‘I am a regular cyclist concerned about the still inadequate facilities in London for myself and fellow cyclists.’

‘I don’t particularly like big, organised marshalled rides but I felt I ought to attend to support the LCC’s campaign for better cycling infrastructure, as I cycle in central London every day.
When i’m feeling optimistic, I get a sense that we’re almost at tipping point and London could become a place where normal people ride bikes all the time and cars are marginalised. It feels like a good time to be part of a campaign to keep pushing for that.’

You can read the short report here, and I’m planning to do more in-depth analysis later in the year – updated to be posted.

Cycling Cultures Report published

June 20th, 2012 by Rachel

We launched the report yesterday at UEL Stratford – thanks to all who came, we hope you found it interesting and useful. It’s now available in pdf form here.

En-gendering competence

June 18th, 2012 by Rachel

Cyclist crossing to Finsbury Park

I’m currently writing two presentations and related papers (well, there’s more in the immediate pipeline, but there’s two that I am particularly working on right now).

These are on injury and gender (“A transport system safe for men and other vulnerable groups“, with James Woodcock) and on cycling advocacy and activism (two related talks based on research I’ve been doing with Maria Bühner). Working on the LCC Big Ride survey spreadsheet, I was thinking of these presentations alongside work (mine and other people’s) on gender, cycling and identity.

Our survey asked people attending the LCC Big Ride to describe themselves as a cyclist; we had nearly 200 responses of which around 2/3 were from men and 1/3 from women. (Most respondents have been cycling for more than a couple of years, and cycle regularly.) Examining the responses, I looked for positive descriptions of skill, as I have argued elsewhere (in the paper that’s forthcoming in Mobilities) that cyclists are under particular pressure to demonstrate that they are competent. As well as ‘competent’ itself, I looked for the words confident, assertive, experienced, expert, capable, and proficient, which I would see as part of a group of terms used to construct the ‘competent cyclist’. I looked for them used positively (i.e. not, for example, ‘I am not competent’!) within people’s self-descriptions.

Just over half of the men described themselves using these terms while just over a third of the women did so. But perhaps more interesting is the way people use qualifying terms (either reducing the impact of the ‘competency’ terms, or adapting them by association with other attributes or identities). Less than a quarter of the men qualified their positive description of their own skills in this way, but more than half the women did so. Some the qualifiers suggested a perceived failure to live up to dominant norms of ‘competence’ (as per the Mobilities paper), while others seemed to embody a struggle with those definitions and norms and a desire to adapt them to create different kinds of ‘competent’ cycling identities.

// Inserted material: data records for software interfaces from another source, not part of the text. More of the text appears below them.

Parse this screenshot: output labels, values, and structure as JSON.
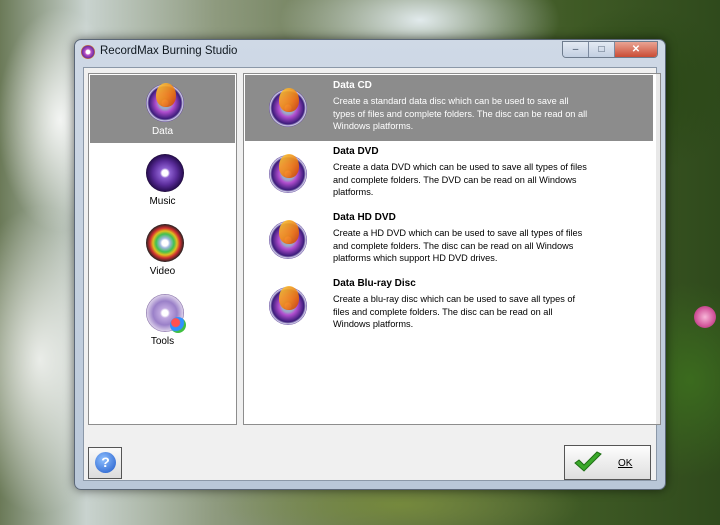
{
  "window": {
    "title": "RecordMax Burning Studio",
    "caption": {
      "minimize": "–",
      "maximize": "□",
      "close": "✕"
    }
  },
  "categories": [
    {
      "label": "Data",
      "icon": "data-disc-icon",
      "selected": true
    },
    {
      "label": "Music",
      "icon": "music-disc-icon",
      "selected": false
    },
    {
      "label": "Video",
      "icon": "video-disc-icon",
      "selected": false
    },
    {
      "label": "Tools",
      "icon": "tools-disc-icon",
      "selected": false
    }
  ],
  "items": [
    {
      "name": "Data CD",
      "description": "Create a standard data disc which can be used to save all types of files and complete folders. The disc can be read on all Windows platforms.",
      "selected": true
    },
    {
      "name": "Data DVD",
      "description": "Create a data DVD which can be used to save all types of files and complete folders. The DVD can be read on all Windows platforms.",
      "selected": false
    },
    {
      "name": "Data HD DVD",
      "description": "Create a HD DVD which can be used to save all types of files and complete folders. The disc can be read on all Windows platforms which support HD DVD drives.",
      "selected": false
    },
    {
      "name": "Data Blu-ray Disc",
      "description": "Create a blu-ray disc which can be used to save all types of files and complete folders. The disc can be read on all Windows platforms.",
      "selected": false
    }
  ],
  "footer": {
    "help_label": "?",
    "ok_label": "OK"
  },
  "colors": {
    "selection": "#8c8c8c",
    "ok_check": "#3aa82a",
    "help": "#1c57c8"
  }
}
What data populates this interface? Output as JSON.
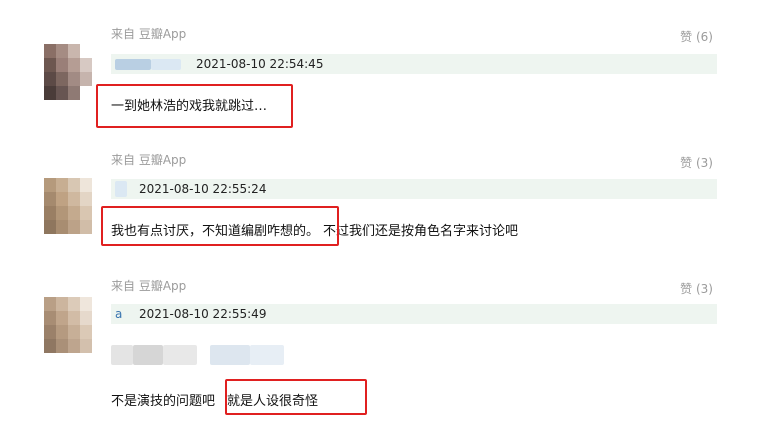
{
  "comments": [
    {
      "source": "来自 豆瓣App",
      "likes": "赞 (6)",
      "time": "2021-08-10 22:54:45",
      "username": "",
      "text": "一到她林浩的戏我就跳过…",
      "text_rest": ""
    },
    {
      "source": "来自 豆瓣App",
      "likes": "赞 (3)",
      "time": "2021-08-10 22:55:24",
      "username": "",
      "text": "我也有点讨厌，不知道编剧咋想的。",
      "text_rest": "不过我们还是按角色名字来讨论吧"
    },
    {
      "source": "来自 豆瓣App",
      "likes": "赞 (3)",
      "time": "2021-08-10 22:55:49",
      "username": "a",
      "text": "不是演技的问题吧",
      "text_rest": "就是人设很奇怪"
    }
  ],
  "colors": {
    "highlight": "#e02020",
    "meta_bg": "#eef5f0",
    "muted": "#9b9b9b"
  }
}
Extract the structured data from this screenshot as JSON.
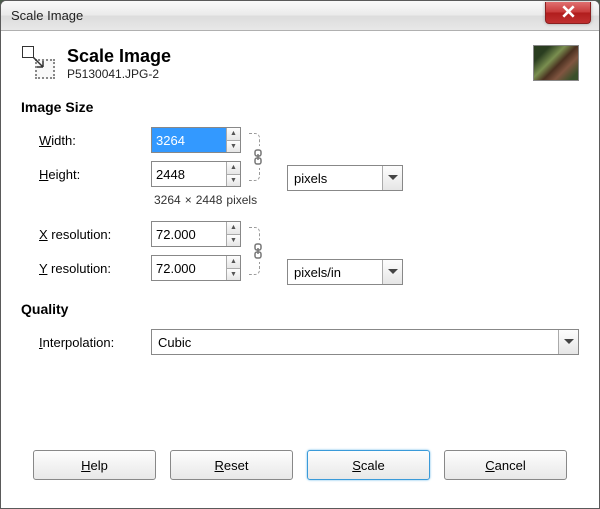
{
  "window_title": "Scale Image",
  "header": {
    "title": "Scale Image",
    "subtitle": "P5130041.JPG-2"
  },
  "sections": {
    "image_size_label": "Image Size",
    "quality_label": "Quality"
  },
  "labels": {
    "width": "idth:",
    "height": "eight:",
    "x_res": " resolution:",
    "y_res": " resolution:",
    "interpolation": "nterpolation:"
  },
  "values": {
    "width": "3264",
    "height": "2448",
    "x_res": "72.000",
    "y_res": "72.000",
    "interpolation": "Cubic"
  },
  "units": {
    "size": "pixels",
    "res": "pixels/in"
  },
  "dims_readout": {
    "w": "3264",
    "sep": "×",
    "h": "2448",
    "u": "pixels"
  },
  "buttons": {
    "help": "elp",
    "reset": "eset",
    "scale": "cale",
    "cancel": "ancel"
  }
}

Examples of qualified descriptions:

Women:

Confident but still learning
Fairly confident slow urban cyclist
Unfit, slow, but quietly competent.
Experienced, cautious and fairly assertive
Slow (I ride a Dutch granny bike), fairly confident (I’ve had some of that free training from my council) and a rule-follower.

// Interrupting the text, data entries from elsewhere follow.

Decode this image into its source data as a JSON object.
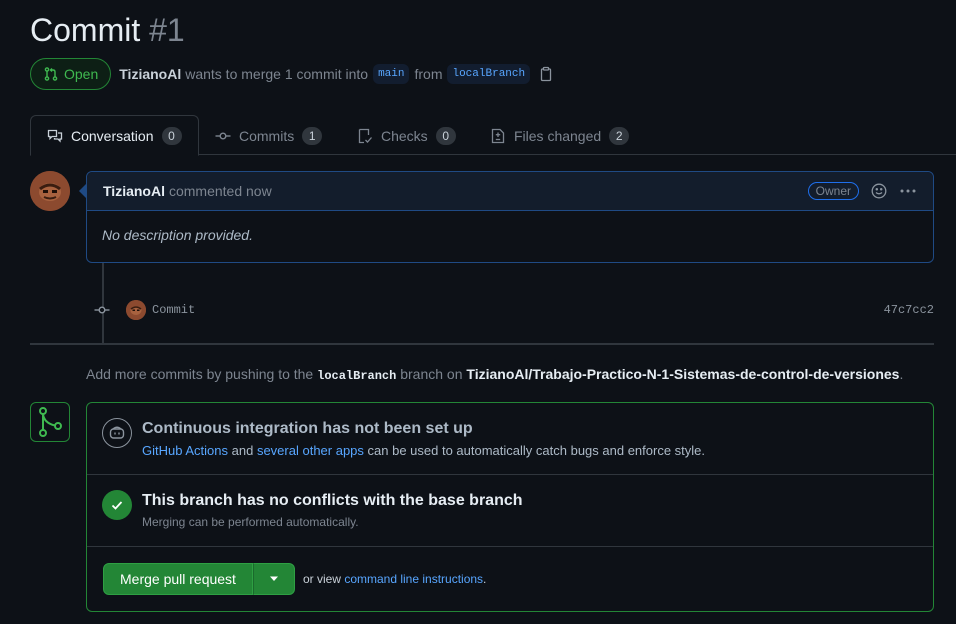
{
  "pr": {
    "title": "Commit",
    "number": "#1",
    "state": "Open",
    "author": "TizianoAl",
    "merge_text": "wants to merge 1 commit into",
    "base_branch": "main",
    "from_text": "from",
    "head_branch": "localBranch"
  },
  "tabs": [
    {
      "label": "Conversation",
      "count": "0",
      "icon": "comment-discussion-icon"
    },
    {
      "label": "Commits",
      "count": "1",
      "icon": "git-commit-icon"
    },
    {
      "label": "Checks",
      "count": "0",
      "icon": "checklist-icon"
    },
    {
      "label": "Files changed",
      "count": "2",
      "icon": "file-diff-icon"
    }
  ],
  "comment": {
    "author": "TizianoAl",
    "action": "commented now",
    "badge": "Owner",
    "body": "No description provided."
  },
  "commit": {
    "message": "Commit",
    "sha": "47c7cc2"
  },
  "push_note": {
    "prefix": "Add more commits by pushing to the",
    "branch": "localBranch",
    "middle": "branch on",
    "repo": "TizianoAl/Trabajo-Practico-N-1-Sistemas-de-control-de-versiones",
    "suffix": "."
  },
  "ci": {
    "title": "Continuous integration has not been set up",
    "link1": "GitHub Actions",
    "and": "and",
    "link2": "several other apps",
    "rest": "can be used to automatically catch bugs and enforce style."
  },
  "conflicts": {
    "title": "This branch has no conflicts with the base branch",
    "subtitle": "Merging can be performed automatically."
  },
  "merge": {
    "button": "Merge pull request",
    "alt_prefix": "or view",
    "alt_link": "command line instructions",
    "alt_suffix": "."
  },
  "colors": {
    "accent_green": "#238636",
    "link_blue": "#58a6ff",
    "background": "#0d1117"
  }
}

Men:

Fairly experienced; calm
Experienced and assertive. Occasionally stupid.
Proficient, hates motor traffic.
Slow, competent and defensive
Experienced and tolerant

And some examples of self-descriptions that don’t have positive or qualified ‘competency references’:

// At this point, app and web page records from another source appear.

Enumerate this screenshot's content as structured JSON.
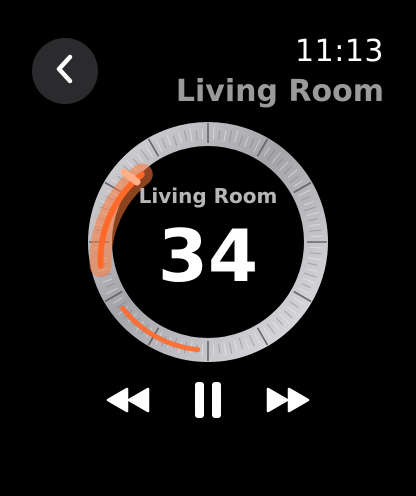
{
  "status": {
    "time": "11:13"
  },
  "header": {
    "room_title": "Living Room"
  },
  "volume": {
    "label": "Living Room",
    "value": "34",
    "accent_color": "#ff6a2b"
  },
  "icons": {
    "back": "chevron-left-icon",
    "rewind": "rewind-icon",
    "pause": "pause-icon",
    "forward": "fast-forward-icon"
  }
}
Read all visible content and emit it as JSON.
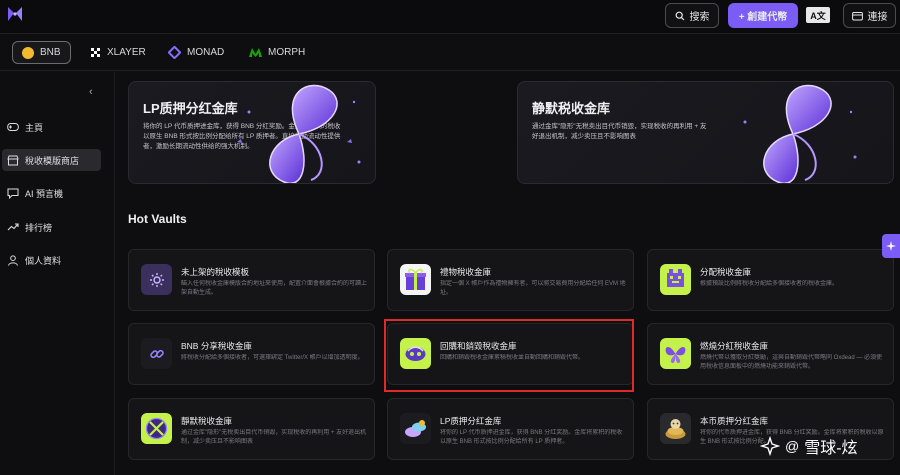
{
  "topbar": {
    "search_label": "搜索",
    "create_label": "+ 創建代幣",
    "lang_label": "A文",
    "connect_label": "連接",
    "accent": "#7b5cf5"
  },
  "chains": [
    {
      "label": "BNB",
      "icon": "bnb-coin-icon",
      "color": "#f3ba2f",
      "active": true
    },
    {
      "label": "XLAYER",
      "icon": "xlayer-icon",
      "color": "#ffffff"
    },
    {
      "label": "MONAD",
      "icon": "monad-icon",
      "color": "#836ef9"
    },
    {
      "label": "MORPH",
      "icon": "morph-icon",
      "color": "#14a800"
    }
  ],
  "sidebar": {
    "collapse_icon": "chevron-left-icon",
    "items": [
      {
        "label": "主頁",
        "icon": "gamepad-icon"
      },
      {
        "label": "稅收模版商店",
        "icon": "store-icon",
        "active": true
      },
      {
        "label": "AI 預言機",
        "icon": "chat-bubble-icon"
      },
      {
        "label": "排行榜",
        "icon": "trend-up-icon"
      },
      {
        "label": "個人資料",
        "icon": "user-icon"
      }
    ]
  },
  "banners": [
    {
      "title": "LP质押分红金库",
      "desc": "将你的 LP 代币质押进金库，获得 BNB 分红奖励。金库将累积的税收以原生 BNB 形式按比例分配给所有 LP 质押者。直接奖励流动性提供者，激励长期流动性供给的强大机制。"
    },
    {
      "title": "静默税收金库",
      "desc": "通过金库\"隐形\"无税卖出目代币销毁，实现税收的再利用 + 友好退出机制，减少卖压且不影响图表"
    }
  ],
  "section_title": "Hot Vaults",
  "vaults": [
    {
      "title": "未上架的稅收模板",
      "desc": "瞄入任何稅收金庫模版合約地址來使用，配置介面會根據合約的可讀上架自動生成。",
      "icon": "gear-icon"
    },
    {
      "title": "禮物稅收金庫",
      "desc": "指定一個 X 帳戶作為禮物擁有者，可以將交易費用分配給任何 EVM 地址。",
      "icon": "gift-icon"
    },
    {
      "title": "分配稅收金庫",
      "desc": "根據預設比例將稅收分配給多個接收者的稅收金庫。",
      "icon": "distribution-icon"
    },
    {
      "title": "BNB 分享稅收金庫",
      "desc": "將稅收分配給多個接收者，可選擇綁定 Twitter/X 帳戶以增加透明度。",
      "icon": "link-icon"
    },
    {
      "title": "回購和銷毀稅收金庫",
      "desc": "回購和銷毀稅收金庫累積稅收並自動回購和銷毀代幣。",
      "icon": "buyback-icon"
    },
    {
      "title": "燃燒分紅稅收金庫",
      "desc": "燃燒代幣以獲取分紅獎勵，這與自動銷毀代幣略同 Oxdead — 必須使用稅收信息面板中的燃燒功能來銷毀代幣。",
      "icon": "butterfly-icon"
    },
    {
      "title": "靜默稅收金庫",
      "desc": "通过金库\"隐形\"无税卖出目代币销毁，实现税收的再利用 + 友好退出机制，减少卖压且不影响图表",
      "icon": "silent-icon"
    },
    {
      "title": "LP质押分红金库",
      "desc": "将你的 LP 代币质押进金库，获得 BNB 分红奖励。金库将累积的税收以原生 BNB 形式按比例分配给所有 LP 质押者。",
      "icon": "lp-stake-icon"
    },
    {
      "title": "本币质押分红金库",
      "desc": "将你的代币质押进金库，获得 BNB 分红奖励。金库将累积的税收以原生 BNB 形式按比例分配。",
      "icon": "token-stake-icon"
    }
  ],
  "watermark": {
    "at": "@",
    "text": "雪球-炫"
  },
  "highlight_color": "#e02a2a"
}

A late-comer – to riding a tandem with my husband which I much enjoy & which is great for my fitness (I am disabled).
A non-aggressive cyclist, using the bicycle as an everyday form of transport around town
Pootle along non-lycra person on a bike
Law abiding and considerate with a mellow mojo but still faster than you!!
Slightly above average
I like cycling but I wouldn’t call myself a cyclist
Losing my nerve as I get older

The analysis continues…
(and yes, I’m sure you are faster than me ;) )